California recently passed a law requiring health plans to follow a more expansive definition of behavioral health reimbursement parity starting in 2021. Experts say that plans will have to spend more on behavioral health care than they did before, as payers’ utilization management practices will have to follow a more generous standard for medical necessity.

The new law, which passed the California Assembly as S.B. 855 on Sept. 23, expands the requirements of existing behavioral health parity statutes to require that plans reimburse all “medically necessary” behavioral health treatment, including substance use disorder treatment. The law also includes a provision that requires plans to limit cost sharing to in-network levels for members who are only able to access out-of-network providers.

© 2021 MMIT

Peter Johnson

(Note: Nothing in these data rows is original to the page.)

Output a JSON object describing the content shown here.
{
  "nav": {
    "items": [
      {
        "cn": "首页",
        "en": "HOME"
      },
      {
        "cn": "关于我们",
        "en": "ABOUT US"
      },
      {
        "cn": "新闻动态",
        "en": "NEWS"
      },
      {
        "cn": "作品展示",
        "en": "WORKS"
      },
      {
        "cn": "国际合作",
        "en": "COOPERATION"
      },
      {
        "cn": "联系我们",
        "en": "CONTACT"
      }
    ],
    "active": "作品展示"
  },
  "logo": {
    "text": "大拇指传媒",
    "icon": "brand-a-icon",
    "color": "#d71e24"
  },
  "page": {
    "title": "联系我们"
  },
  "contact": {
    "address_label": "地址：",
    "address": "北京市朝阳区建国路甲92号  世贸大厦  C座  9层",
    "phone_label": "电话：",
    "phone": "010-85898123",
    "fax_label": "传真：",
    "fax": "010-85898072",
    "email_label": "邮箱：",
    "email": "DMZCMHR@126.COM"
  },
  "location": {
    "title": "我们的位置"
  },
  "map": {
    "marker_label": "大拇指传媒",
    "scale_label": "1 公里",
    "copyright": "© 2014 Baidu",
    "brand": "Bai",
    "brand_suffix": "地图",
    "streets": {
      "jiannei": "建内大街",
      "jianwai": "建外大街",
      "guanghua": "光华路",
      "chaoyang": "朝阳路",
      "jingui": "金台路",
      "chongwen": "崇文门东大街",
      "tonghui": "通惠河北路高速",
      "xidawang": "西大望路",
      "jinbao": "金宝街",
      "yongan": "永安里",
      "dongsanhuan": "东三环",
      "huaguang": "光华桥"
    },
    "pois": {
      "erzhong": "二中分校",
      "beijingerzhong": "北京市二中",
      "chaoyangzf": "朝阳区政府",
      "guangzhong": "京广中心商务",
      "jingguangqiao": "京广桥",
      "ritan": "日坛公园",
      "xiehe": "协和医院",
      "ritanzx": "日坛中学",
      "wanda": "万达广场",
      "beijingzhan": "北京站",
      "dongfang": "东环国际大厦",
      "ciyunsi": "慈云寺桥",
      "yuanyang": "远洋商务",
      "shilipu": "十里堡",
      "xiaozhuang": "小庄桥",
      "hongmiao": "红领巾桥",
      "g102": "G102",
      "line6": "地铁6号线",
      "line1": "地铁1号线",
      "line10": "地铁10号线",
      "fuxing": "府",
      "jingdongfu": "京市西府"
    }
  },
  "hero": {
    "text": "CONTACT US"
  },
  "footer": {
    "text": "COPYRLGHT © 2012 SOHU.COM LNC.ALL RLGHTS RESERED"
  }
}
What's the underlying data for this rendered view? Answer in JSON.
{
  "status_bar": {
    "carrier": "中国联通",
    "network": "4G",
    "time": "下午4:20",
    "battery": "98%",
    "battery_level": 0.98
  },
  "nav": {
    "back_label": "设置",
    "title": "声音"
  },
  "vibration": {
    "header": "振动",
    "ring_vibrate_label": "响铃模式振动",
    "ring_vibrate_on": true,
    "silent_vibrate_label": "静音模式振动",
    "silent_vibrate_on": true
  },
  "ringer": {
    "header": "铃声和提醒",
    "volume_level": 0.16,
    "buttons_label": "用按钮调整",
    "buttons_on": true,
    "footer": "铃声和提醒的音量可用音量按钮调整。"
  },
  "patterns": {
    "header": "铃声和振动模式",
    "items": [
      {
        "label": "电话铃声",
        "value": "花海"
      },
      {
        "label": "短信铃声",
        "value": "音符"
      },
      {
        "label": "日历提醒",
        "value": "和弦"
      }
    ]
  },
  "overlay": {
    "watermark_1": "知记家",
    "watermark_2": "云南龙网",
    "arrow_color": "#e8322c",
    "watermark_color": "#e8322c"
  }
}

Peter has been a reporter for nearly a decade. Before joining AIS Health, Peter covered a wide variety of topics in his hometown of Seattle, where he continues to live. Peter’s work has appeared in publications including The Atlantic and The Stranger. Peter attended Colby College.

Related Posts
October 22

With COVID Testing Set to Surge, Insurers Fret About Costs

READ MORE‘Dance-Partners.jpg
October 22

Could Payers, Plan Sponsors Pick Retail ‘Dance Partners?’

READ MORE‘Virtual-First-Health-Plan-Fray.jpg
October 22

UnitedHealthcare, Cigna Join ‘Virtual-First’ Health Plan Fray

Read More


Sign up for publications to get unmatched business intelligence delivered to your inbox.

subscribe today